Josh Hazlewood, second from right, celebrates one of his three wickets.
It was the Henriques and Hazlewood show at Manuka Oval as NSW moved into a totally dominant position in the Sheffield Shield final in Canberra.
Only a miracle will save Western Australia after the Warriors were reduced to a ''train wreck'' at 4-15 in reply to the Blues' first innings of 447 after the second day on Saturday.
Blues all-rounder Moises Henriques crafted a magnificent knock of 140 before lanky fast bowler Josh Hazlewood claimed three wickets, including two off the first two balls of the WA innings, and a run-out to leave NSW on the brink of its first Shield title since 2007-08.

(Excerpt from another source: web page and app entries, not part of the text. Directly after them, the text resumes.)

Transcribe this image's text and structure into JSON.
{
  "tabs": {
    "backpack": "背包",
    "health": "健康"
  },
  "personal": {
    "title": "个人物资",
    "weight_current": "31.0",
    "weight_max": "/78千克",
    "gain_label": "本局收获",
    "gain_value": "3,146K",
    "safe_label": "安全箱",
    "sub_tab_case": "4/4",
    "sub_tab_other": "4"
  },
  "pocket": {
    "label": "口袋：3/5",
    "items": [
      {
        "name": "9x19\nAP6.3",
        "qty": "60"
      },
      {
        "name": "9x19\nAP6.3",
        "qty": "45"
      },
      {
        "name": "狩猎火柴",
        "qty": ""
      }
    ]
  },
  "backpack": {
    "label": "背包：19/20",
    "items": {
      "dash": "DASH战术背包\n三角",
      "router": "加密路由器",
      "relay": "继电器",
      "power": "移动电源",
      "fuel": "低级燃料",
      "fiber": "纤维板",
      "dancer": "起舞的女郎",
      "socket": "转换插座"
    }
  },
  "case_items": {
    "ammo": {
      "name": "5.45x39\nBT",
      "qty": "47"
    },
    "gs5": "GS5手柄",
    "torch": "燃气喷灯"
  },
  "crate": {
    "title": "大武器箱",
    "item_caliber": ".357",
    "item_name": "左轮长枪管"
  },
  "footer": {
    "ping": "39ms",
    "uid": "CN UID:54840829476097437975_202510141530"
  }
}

Moises Henriques. Photo: Getty Images
Hazlewood's heroics at the end of the day when he was on a hat-trick should not diminish the performance of Henriques, who played superbly on his way to his third first-class century.
It was his first Shield game since November after he spent the past seven weeks with the Australian Test team in South Africa, staying in touch with net sessions facing fringe bowlers Jackson Bird and James Pattinson.
"It hasn't quite sunk in yet, still caught up in the emotion of trying to win this game and what we need to do,'' Henriques said.
Sheffield Shield Final -Day 2
NSW batsman, Nathan Lyon, survives a half-hearted appeal. Photo: Graham Tidy
"We knew we wanted the intent of scoring runs rather than just try to bat time.
"It's one of the best centuries I've made – in a Shield final as well it's a great feeling – but it doesn't really mean anything if we don't come out tomorrow and tick the boxes we need to tick.''
After watching the Blues bat for more than 168 overs and almost 11 hours, the Canberra crowd of 3232 was brought to life as Hazlewood livened up the party.
He knocked over Cameron Bancroft and Marcus Harris for golden ducks with the first two balls, Adam Voges in his second over and threw down the stumps to leave Marcus North short of his ground.
"I don't think anyone else needed to be on the field. He took three wickets then the direct hit run-out; he was on fire,'' Henriques said.
"He had a chance to steam in and not worry about being on the field for too long, and he did that brilliantly.''
Hazlewood used the swing with the new ball to perfection and could not believe his luck when his throw to get rid of North was on target.
"We were only out there for 10 minutes so I was still pretty fresh,'' Hazlewood said.
"Probably wouldn't have got that run-out if it was tomorrow or the next day.
"We've got to attack early and knock them over because once the batter gets in, it's quite hard to get them out.''
WA coach Justin Langer did his best to remain positive with Test batsman Shaun Marsh and younger brother Mitch at the crease.
However, it was impossible to disguise his disappointment after the Warriors were all but wiped out of the contest.
"It was a pretty painful day, probably couldn't have had a worse day,'' Langer said.
"How do you explain the last half an hour? It was a bit of a train wreck.
"There's still hope. I've been around long enough to know funny things can happen in five-day cricket, and it's a very flat wicket.''
Henriques played with plenty of patience after helping rescue NSW from 6-189 on the opening day on Friday.
He received great support from the Blues' tailenders on a slow and dry pitch.
Stephen O'Keefe (41), Trent Copeland (35) and Nathan Lyon (36 not out) all made substantial contributions to push the Warriors out of the contest.